*** EXTRACTED INFORMATION ***

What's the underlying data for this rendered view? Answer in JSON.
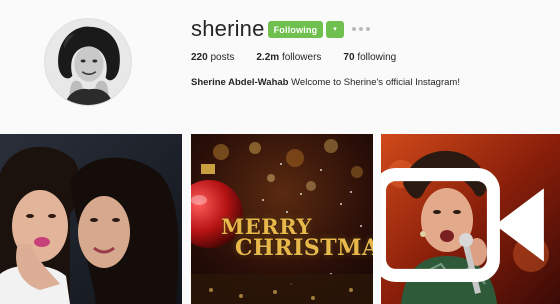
{
  "profile": {
    "username": "sherine",
    "follow_label": "Following",
    "dropdown_glyph": "▾",
    "stats": {
      "posts_value": "220",
      "posts_label": "posts",
      "followers_value": "2.2m",
      "followers_label": "followers",
      "following_value": "70",
      "following_label": "following"
    },
    "bio": {
      "name": "Sherine Abdel-Wahab",
      "text": "Welcome to Sherine's official Instagram!"
    },
    "accent_color": "#70c050"
  },
  "posts": {
    "tile_2": {
      "line_1": "MERRY",
      "line_2": "CHRISTMAS"
    },
    "tile_3": {
      "badge_icon": "video-camera-icon"
    }
  }
}
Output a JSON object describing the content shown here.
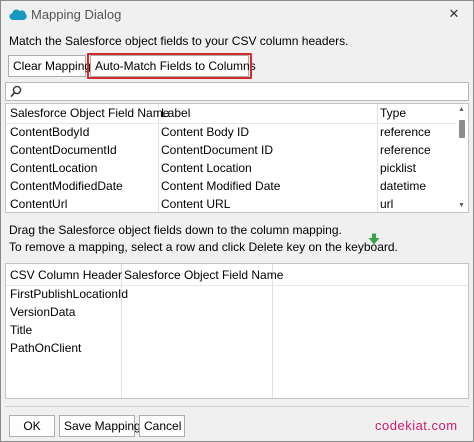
{
  "window": {
    "title": "Mapping Dialog"
  },
  "instruction": "Match the Salesforce object fields to your CSV column headers.",
  "toolbar": {
    "clear_label": "Clear Mapping",
    "automatch_label": "Auto-Match Fields to Columns"
  },
  "search": {
    "value": "",
    "placeholder": ""
  },
  "fields_table": {
    "columns": [
      "Salesforce Object Field Name",
      "Label",
      "Type"
    ],
    "rows": [
      [
        "ContentBodyId",
        "Content Body ID",
        "reference"
      ],
      [
        "ContentDocumentId",
        "ContentDocument ID",
        "reference"
      ],
      [
        "ContentLocation",
        "Content Location",
        "picklist"
      ],
      [
        "ContentModifiedDate",
        "Content Modified Date",
        "datetime"
      ],
      [
        "ContentUrl",
        "Content URL",
        "url"
      ]
    ]
  },
  "drag_hint": {
    "line1": "Drag the Salesforce object fields down to the column mapping.",
    "line2": "To remove a mapping, select a row and click Delete key on the keyboard."
  },
  "mapping_table": {
    "columns": [
      "CSV Column Header",
      "Salesforce Object Field Name"
    ],
    "rows": [
      [
        "FirstPublishLocationId",
        ""
      ],
      [
        "VersionData",
        ""
      ],
      [
        "Title",
        ""
      ],
      [
        "PathOnClient",
        ""
      ]
    ]
  },
  "footer": {
    "ok_label": "OK",
    "save_label": "Save Mapping",
    "cancel_label": "Cancel"
  },
  "watermark": "codekiat.com",
  "colors": {
    "highlight": "#d22a2a",
    "watermark": "#d01a6e",
    "salesforce_blue": "#1798c1",
    "drop_arrow": "#3aa34a"
  },
  "icons": {
    "app": "salesforce-cloud-icon",
    "search": "search-icon",
    "drop": "down-arrow-icon"
  }
}
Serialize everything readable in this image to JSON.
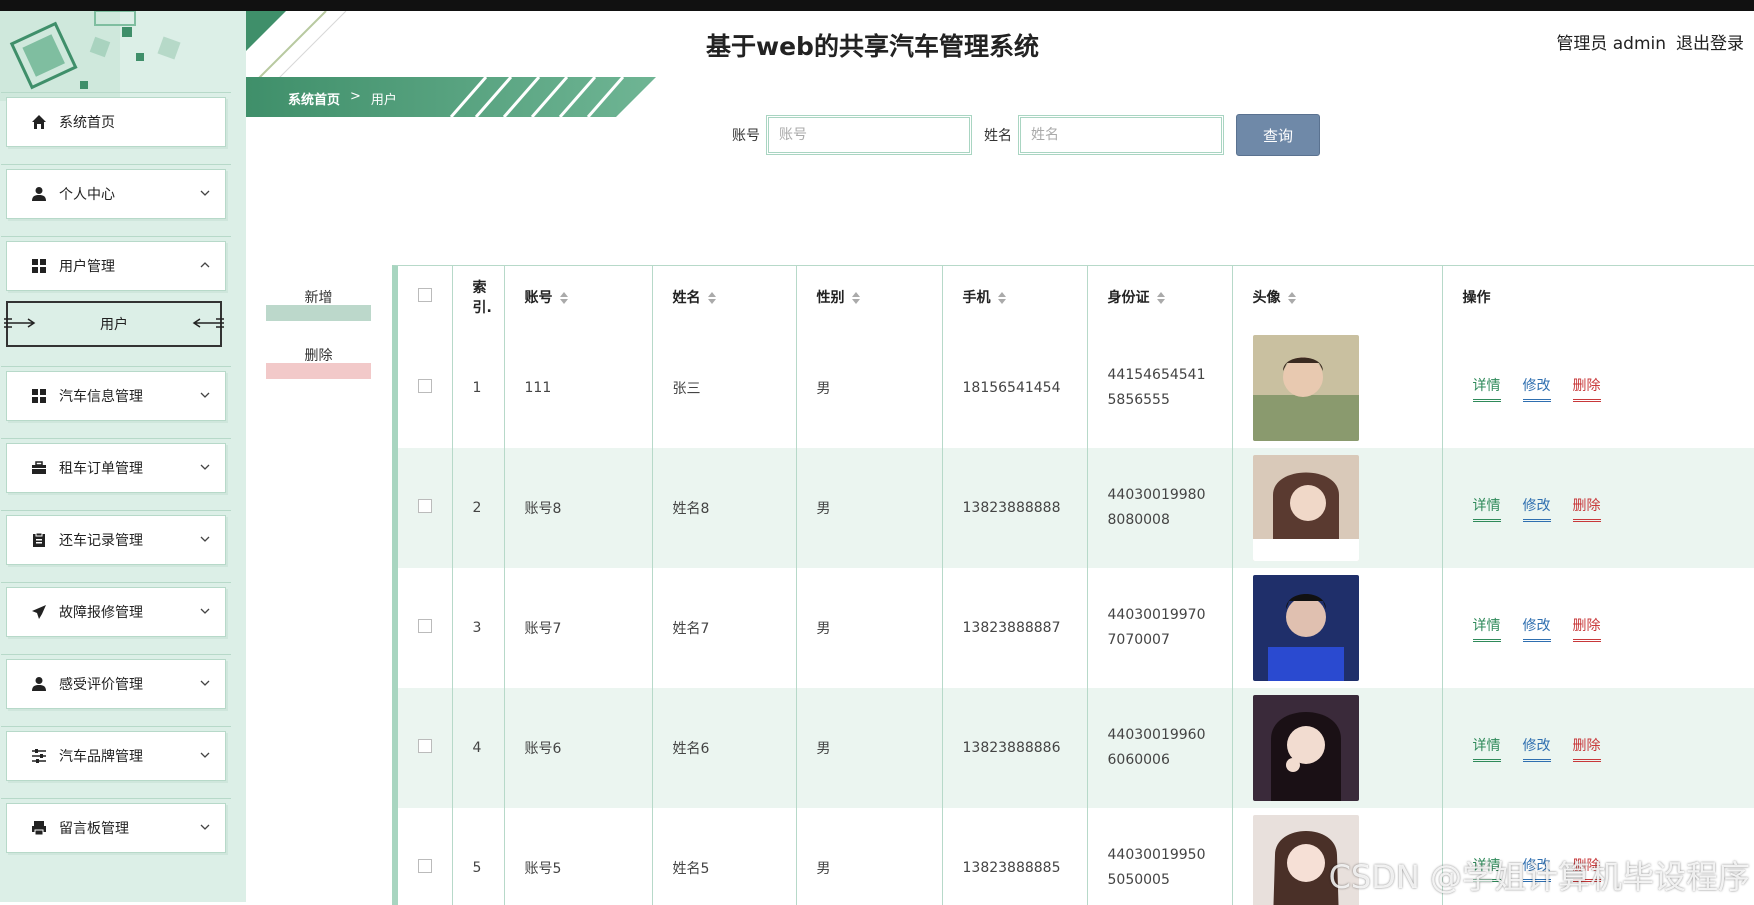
{
  "app": {
    "title": "基于web的共享汽车管理系统",
    "user_role": "管理员 admin",
    "logout": "退出登录",
    "accent": "#3f8f6a",
    "sidebar_bg": "#dcefe7"
  },
  "sidebar": {
    "items": [
      {
        "label": "系统首页",
        "icon": "home-icon",
        "expandable": false
      },
      {
        "label": "个人中心",
        "icon": "person-icon",
        "expandable": true,
        "expanded": false
      },
      {
        "label": "用户管理",
        "icon": "grid-icon",
        "expandable": true,
        "expanded": true
      },
      {
        "label": "汽车信息管理",
        "icon": "grid-icon",
        "expandable": true,
        "expanded": false
      },
      {
        "label": "租车订单管理",
        "icon": "briefcase-icon",
        "expandable": true,
        "expanded": false
      },
      {
        "label": "还车记录管理",
        "icon": "clipboard-icon",
        "expandable": true,
        "expanded": false
      },
      {
        "label": "故障报修管理",
        "icon": "paper-plane-icon",
        "expandable": true,
        "expanded": false
      },
      {
        "label": "感受评价管理",
        "icon": "person-icon",
        "expandable": true,
        "expanded": false
      },
      {
        "label": "汽车品牌管理",
        "icon": "sliders-icon",
        "expandable": true,
        "expanded": false
      },
      {
        "label": "留言板管理",
        "icon": "printer-icon",
        "expandable": true,
        "expanded": false
      }
    ],
    "sub_active": "用户"
  },
  "breadcrumb": {
    "home": "系统首页",
    "separator": ">",
    "current": "用户"
  },
  "search": {
    "account_label": "账号",
    "account_placeholder": "账号",
    "name_label": "姓名",
    "name_placeholder": "姓名",
    "query_button": "查询"
  },
  "actions": {
    "add": "新增",
    "delete": "删除"
  },
  "table": {
    "headers": {
      "index": "索引.",
      "account": "账号",
      "name": "姓名",
      "gender": "性别",
      "phone": "手机",
      "idcard": "身份证",
      "avatar": "头像",
      "ops": "操作"
    },
    "ops_labels": {
      "detail": "详情",
      "edit": "修改",
      "delete": "删除"
    },
    "rows": [
      {
        "index": "1",
        "account": "111",
        "name": "张三",
        "gender": "男",
        "phone": "18156541454",
        "idcard_1": "44154654541",
        "idcard_2": "5856555",
        "avatar_color": "#8a9a6e"
      },
      {
        "index": "2",
        "account": "账号8",
        "name": "姓名8",
        "gender": "男",
        "phone": "13823888888",
        "idcard_1": "44030019980",
        "idcard_2": "8080008",
        "avatar_color": "#5a3a30"
      },
      {
        "index": "3",
        "account": "账号7",
        "name": "姓名7",
        "gender": "男",
        "phone": "13823888887",
        "idcard_1": "44030019970",
        "idcard_2": "7070007",
        "avatar_color": "#1f2f6a"
      },
      {
        "index": "4",
        "account": "账号6",
        "name": "姓名6",
        "gender": "男",
        "phone": "13823888886",
        "idcard_1": "44030019960",
        "idcard_2": "6060006",
        "avatar_color": "#3a2a3a"
      },
      {
        "index": "5",
        "account": "账号5",
        "name": "姓名5",
        "gender": "男",
        "phone": "13823888885",
        "idcard_1": "44030019950",
        "idcard_2": "5050005",
        "avatar_color": "#c9a99a"
      }
    ]
  },
  "watermark": "CSDN @学姐计算机毕设程序"
}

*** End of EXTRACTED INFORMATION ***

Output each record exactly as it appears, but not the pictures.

What's the underlying data for this rendered view? Answer in JSON.
{
  "profile": {
    "username": "sherine",
    "follow_label": "Following",
    "dropdown_glyph": "▾",
    "stats": {
      "posts_value": "220",
      "posts_label": "posts",
      "followers_value": "2.2m",
      "followers_label": "followers",
      "following_value": "70",
      "following_label": "following"
    },
    "bio": {
      "name": "Sherine Abdel-Wahab",
      "text": "Welcome to Sherine's official Instagram!"
    },
    "accent_color": "#70c050"
  },
  "posts": {
    "tile_2": {
      "line_1": "MERRY",
      "line_2": "CHRISTMAS"
    },
    "tile_3": {
      "badge_icon": "video-camera-icon"
    }
  }
}
Output a JSON object describing the content shown here.
{
  "window": {
    "title": "Mapping Dialog"
  },
  "instruction": "Match the Salesforce object fields to your CSV column headers.",
  "toolbar": {
    "clear_label": "Clear Mapping",
    "automatch_label": "Auto-Match Fields to Columns"
  },
  "search": {
    "value": "",
    "placeholder": ""
  },
  "fields_table": {
    "columns": [
      "Salesforce Object Field Name",
      "Label",
      "Type"
    ],
    "rows": [
      [
        "ContentBodyId",
        "Content Body ID",
        "reference"
      ],
      [
        "ContentDocumentId",
        "ContentDocument ID",
        "reference"
      ],
      [
        "ContentLocation",
        "Content Location",
        "picklist"
      ],
      [
        "ContentModifiedDate",
        "Content Modified Date",
        "datetime"
      ],
      [
        "ContentUrl",
        "Content URL",
        "url"
      ]
    ]
  },
  "drag_hint": {
    "line1": "Drag the Salesforce object fields down to the column mapping.",
    "line2": "To remove a mapping, select a row and click Delete key on the keyboard."
  },
  "mapping_table": {
    "columns": [
      "CSV Column Header",
      "Salesforce Object Field Name"
    ],
    "rows": [
      [
        "FirstPublishLocationId",
        ""
      ],
      [
        "VersionData",
        ""
      ],
      [
        "Title",
        ""
      ],
      [
        "PathOnClient",
        ""
      ]
    ]
  },
  "footer": {
    "ok_label": "OK",
    "save_label": "Save Mapping",
    "cancel_label": "Cancel"
  },
  "watermark": "codekiat.com",
  "colors": {
    "highlight": "#d22a2a",
    "watermark": "#d01a6e",
    "salesforce_blue": "#1798c1",
    "drop_arrow": "#3aa34a"
  },
  "icons": {
    "app": "salesforce-cloud-icon",
    "search": "search-icon",
    "drop": "down-arrow-icon"
  }
}
Serialize everything readable in this image to JSON.
{
  "app": {
    "title": "基于web的共享汽车管理系统",
    "user_role": "管理员 admin",
    "logout": "退出登录",
    "accent": "#3f8f6a",
    "sidebar_bg": "#dcefe7"
  },
  "sidebar": {
    "items": [
      {
        "label": "系统首页",
        "icon": "home-icon",
        "expandable": false
      },
      {
        "label": "个人中心",
        "icon": "person-icon",
        "expandable": true,
        "expanded": false
      },
      {
        "label": "用户管理",
        "icon": "grid-icon",
        "expandable": true,
        "expanded": true
      },
      {
        "label": "汽车信息管理",
        "icon": "grid-icon",
        "expandable": true,
        "expanded": false
      },
      {
        "label": "租车订单管理",
        "icon": "briefcase-icon",
        "expandable": true,
        "expanded": false
      },
      {
        "label": "还车记录管理",
        "icon": "clipboard-icon",
        "expandable": true,
        "expanded": false
      },
      {
        "label": "故障报修管理",
        "icon": "paper-plane-icon",
        "expandable": true,
        "expanded": false
      },
      {
        "label": "感受评价管理",
        "icon": "person-icon",
        "expandable": true,
        "expanded": false
      },
      {
        "label": "汽车品牌管理",
        "icon": "sliders-icon",
        "expandable": true,
        "expanded": false
      },
      {
        "label": "留言板管理",
        "icon": "printer-icon",
        "expandable": true,
        "expanded": false
      }
    ],
    "sub_active": "用户"
  },
  "breadcrumb": {
    "home": "系统首页",
    "separator": ">",
    "current": "用户"
  },
  "search": {
    "account_label": "账号",
    "account_placeholder": "账号",
    "name_label": "姓名",
    "name_placeholder": "姓名",
    "query_button": "查询"
  },
  "actions": {
    "add": "新增",
    "delete": "删除"
  },
  "table": {
    "headers": {
      "index": "索引.",
      "account": "账号",
      "name": "姓名",
      "gender": "性别",
      "phone": "手机",
      "idcard": "身份证",
      "avatar": "头像",
      "ops": "操作"
    },
    "ops_labels": {
      "detail": "详情",
      "edit": "修改",
      "delete": "删除"
    },
    "rows": [
      {
        "index": "1",
        "account": "111",
        "name": "张三",
        "gender": "男",
        "phone": "18156541454",
        "idcard_1": "44154654541",
        "idcard_2": "5856555",
        "avatar_color": "#8a9a6e"
      },
      {
        "index": "2",
        "account": "账号8",
        "name": "姓名8",
        "gender": "男",
        "phone": "13823888888",
        "idcard_1": "44030019980",
        "idcard_2": "8080008",
        "avatar_color": "#5a3a30"
      },
      {
        "index": "3",
        "account": "账号7",
        "name": "姓名7",
        "gender": "男",
        "phone": "13823888887",
        "idcard_1": "44030019970",
        "idcard_2": "7070007",
        "avatar_color": "#1f2f6a"
      },
      {
        "index": "4",
        "account": "账号6",
        "name": "姓名6",
        "gender": "男",
        "phone": "13823888886",
        "idcard_1": "44030019960",
        "idcard_2": "6060006",
        "avatar_color": "#3a2a3a"
      },
      {
        "index": "5",
        "account": "账号5",
        "name": "姓名5",
        "gender": "男",
        "phone": "13823888885",
        "idcard_1": "44030019950",
        "idcard_2": "5050005",
        "avatar_color": "#c9a99a"
      }
    ]
  },
  "watermark": "CSDN @学姐计算机毕设程序"
}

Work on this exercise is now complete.